Monitoring, maintenance, and discontinuation
Plans for monitoring a child taking psychotropic medication should be in place from the outset and tailored to the regimen and stage of therapy. More frequent visits will be required initially, particularly when the dosage must be titrated gradually or significant early-onset side effects are likely.
Longer intervals between visits are generally appropriate during maintenance. However, drugs whose adverse effects may be gradual (e.g., altered growth trajectory with stimulants, glucose dysregulation and weight gain with antipsychotics) require regular monitoring, and children should be seen more often when psychosocial stress or adherence issues are prominent.
The possibility of discontinuation usually arises when apparent recovery suggests that a medication is no longer necessary or side effects become overly burdensome. Gradual tapering is essential for some agents (e.g., SSRIs, benzodiazepines) and generally advisable.

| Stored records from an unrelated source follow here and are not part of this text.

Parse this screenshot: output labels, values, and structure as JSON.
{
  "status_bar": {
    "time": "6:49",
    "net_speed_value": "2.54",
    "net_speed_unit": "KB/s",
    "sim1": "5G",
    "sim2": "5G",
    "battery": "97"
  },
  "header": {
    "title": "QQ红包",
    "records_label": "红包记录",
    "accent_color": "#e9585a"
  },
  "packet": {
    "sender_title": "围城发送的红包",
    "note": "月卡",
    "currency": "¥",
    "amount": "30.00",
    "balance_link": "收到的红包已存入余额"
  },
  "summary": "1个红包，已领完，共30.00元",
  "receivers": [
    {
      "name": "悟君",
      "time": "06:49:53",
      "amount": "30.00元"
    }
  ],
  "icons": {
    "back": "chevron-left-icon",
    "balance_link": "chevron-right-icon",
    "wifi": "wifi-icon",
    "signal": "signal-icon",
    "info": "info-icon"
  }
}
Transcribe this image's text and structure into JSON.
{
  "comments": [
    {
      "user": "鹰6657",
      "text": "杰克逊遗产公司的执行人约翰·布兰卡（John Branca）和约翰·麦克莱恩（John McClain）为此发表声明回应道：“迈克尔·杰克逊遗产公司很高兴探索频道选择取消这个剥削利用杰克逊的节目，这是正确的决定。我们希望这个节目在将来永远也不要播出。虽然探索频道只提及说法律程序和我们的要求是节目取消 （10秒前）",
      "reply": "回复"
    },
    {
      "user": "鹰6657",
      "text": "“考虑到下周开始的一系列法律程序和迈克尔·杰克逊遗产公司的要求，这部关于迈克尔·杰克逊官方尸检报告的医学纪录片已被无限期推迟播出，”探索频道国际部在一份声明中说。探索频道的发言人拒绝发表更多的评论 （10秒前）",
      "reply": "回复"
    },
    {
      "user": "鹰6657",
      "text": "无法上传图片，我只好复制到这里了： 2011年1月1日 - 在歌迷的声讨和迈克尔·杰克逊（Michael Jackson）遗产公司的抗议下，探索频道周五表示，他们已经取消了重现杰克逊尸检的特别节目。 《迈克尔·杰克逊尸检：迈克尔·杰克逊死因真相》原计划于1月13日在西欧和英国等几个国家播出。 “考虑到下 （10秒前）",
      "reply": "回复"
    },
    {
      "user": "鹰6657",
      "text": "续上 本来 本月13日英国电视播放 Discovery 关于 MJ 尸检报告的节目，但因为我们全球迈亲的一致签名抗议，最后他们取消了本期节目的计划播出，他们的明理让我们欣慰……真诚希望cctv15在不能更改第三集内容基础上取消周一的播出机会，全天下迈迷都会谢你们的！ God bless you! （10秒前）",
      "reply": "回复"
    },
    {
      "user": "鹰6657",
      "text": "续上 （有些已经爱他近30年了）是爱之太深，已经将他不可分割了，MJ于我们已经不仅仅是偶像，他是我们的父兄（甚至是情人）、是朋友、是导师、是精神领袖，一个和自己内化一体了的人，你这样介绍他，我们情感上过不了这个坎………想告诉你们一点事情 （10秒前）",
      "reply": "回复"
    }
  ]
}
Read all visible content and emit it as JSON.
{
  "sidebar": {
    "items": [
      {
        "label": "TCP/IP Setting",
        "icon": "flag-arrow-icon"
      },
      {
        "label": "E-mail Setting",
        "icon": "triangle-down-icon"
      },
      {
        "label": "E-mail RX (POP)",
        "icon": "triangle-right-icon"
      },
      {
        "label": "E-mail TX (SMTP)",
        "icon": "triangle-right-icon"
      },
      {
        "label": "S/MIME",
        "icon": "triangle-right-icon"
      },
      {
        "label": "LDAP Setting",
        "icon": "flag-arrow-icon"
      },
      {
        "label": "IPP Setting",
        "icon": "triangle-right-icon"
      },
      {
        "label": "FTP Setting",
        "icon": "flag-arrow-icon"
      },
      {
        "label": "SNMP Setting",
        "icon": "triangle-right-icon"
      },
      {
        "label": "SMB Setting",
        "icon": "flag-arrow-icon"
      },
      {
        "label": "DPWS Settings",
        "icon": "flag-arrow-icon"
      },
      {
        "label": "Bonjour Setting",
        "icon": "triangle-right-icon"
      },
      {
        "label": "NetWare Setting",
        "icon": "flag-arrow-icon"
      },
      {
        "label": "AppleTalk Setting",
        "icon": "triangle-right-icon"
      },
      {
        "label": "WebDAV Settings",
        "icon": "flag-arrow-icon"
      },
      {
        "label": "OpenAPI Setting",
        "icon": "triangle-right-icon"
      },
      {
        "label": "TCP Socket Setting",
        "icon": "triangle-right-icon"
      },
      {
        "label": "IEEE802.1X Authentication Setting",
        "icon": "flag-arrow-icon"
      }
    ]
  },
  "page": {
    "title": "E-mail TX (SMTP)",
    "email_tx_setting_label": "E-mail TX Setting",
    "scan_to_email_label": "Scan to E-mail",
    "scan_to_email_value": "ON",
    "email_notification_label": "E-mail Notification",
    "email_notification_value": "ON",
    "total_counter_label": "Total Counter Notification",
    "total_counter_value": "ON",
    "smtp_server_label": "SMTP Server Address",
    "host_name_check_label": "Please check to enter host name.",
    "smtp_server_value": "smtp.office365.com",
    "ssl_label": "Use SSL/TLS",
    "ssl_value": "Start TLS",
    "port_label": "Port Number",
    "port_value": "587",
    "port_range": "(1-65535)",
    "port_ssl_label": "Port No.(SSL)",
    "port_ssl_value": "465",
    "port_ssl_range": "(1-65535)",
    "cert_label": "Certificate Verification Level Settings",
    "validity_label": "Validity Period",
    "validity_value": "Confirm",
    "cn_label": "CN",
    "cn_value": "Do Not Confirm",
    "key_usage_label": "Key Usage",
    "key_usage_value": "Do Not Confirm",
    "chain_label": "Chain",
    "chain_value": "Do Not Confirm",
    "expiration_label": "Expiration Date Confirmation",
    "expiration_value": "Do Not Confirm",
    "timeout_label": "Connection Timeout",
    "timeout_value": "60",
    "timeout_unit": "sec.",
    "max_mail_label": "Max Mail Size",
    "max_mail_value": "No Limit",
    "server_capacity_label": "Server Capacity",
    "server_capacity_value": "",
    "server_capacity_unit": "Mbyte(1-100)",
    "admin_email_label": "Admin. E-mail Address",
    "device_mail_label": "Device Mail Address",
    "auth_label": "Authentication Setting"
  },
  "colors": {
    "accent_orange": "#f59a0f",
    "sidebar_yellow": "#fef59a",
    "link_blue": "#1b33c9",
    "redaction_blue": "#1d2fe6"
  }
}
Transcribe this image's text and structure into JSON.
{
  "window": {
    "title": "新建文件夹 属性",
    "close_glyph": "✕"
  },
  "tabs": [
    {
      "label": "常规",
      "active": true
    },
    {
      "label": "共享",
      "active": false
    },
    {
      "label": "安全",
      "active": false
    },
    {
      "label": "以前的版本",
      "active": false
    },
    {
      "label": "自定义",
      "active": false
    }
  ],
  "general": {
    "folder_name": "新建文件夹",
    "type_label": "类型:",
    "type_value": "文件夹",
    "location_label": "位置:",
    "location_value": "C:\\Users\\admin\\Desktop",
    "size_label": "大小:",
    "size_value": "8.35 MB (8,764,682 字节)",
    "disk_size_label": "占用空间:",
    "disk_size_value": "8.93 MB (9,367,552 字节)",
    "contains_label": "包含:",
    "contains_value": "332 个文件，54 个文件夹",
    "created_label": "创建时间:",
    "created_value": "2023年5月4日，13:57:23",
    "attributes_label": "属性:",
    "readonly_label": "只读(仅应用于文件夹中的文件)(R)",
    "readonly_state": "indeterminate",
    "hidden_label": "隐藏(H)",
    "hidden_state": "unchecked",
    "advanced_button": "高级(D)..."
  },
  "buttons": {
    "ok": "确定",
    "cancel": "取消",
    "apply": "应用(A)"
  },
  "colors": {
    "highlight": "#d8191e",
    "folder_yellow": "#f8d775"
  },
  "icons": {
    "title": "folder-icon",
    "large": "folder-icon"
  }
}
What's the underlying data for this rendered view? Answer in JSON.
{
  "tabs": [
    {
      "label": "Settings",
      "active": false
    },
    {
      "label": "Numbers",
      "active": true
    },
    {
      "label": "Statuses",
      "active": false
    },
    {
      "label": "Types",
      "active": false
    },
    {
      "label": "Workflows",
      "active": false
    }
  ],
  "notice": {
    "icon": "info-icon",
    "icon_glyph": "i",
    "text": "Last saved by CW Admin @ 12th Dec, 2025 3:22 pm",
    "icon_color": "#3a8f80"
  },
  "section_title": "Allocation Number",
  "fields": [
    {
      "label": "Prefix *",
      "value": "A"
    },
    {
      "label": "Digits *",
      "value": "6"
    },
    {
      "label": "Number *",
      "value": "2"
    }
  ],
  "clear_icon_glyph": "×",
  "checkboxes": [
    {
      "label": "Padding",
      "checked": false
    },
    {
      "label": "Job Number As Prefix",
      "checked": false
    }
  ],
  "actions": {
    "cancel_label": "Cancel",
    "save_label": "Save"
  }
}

More frequent visits are customary around the time of discontinuation to monitor for withdrawal, rebound symptoms, and relapse. Data to guide the length of follow-up after discontinuation are relatively sparse, although six months to one year is reasonable for conditions with a high rate of recurrence, such as mood and anxiety disorders, with additional visits at times of heightened stress or vulnerability, the authors say.
The Practice Parameter on the Use of Psychotropic Medication in Children and Adolescents was published in Journal of the American Academy of Child and Adolescent Psychiatry (2009;48:961-967). .
Mr. Sherman is a freelance medical writer in New York City.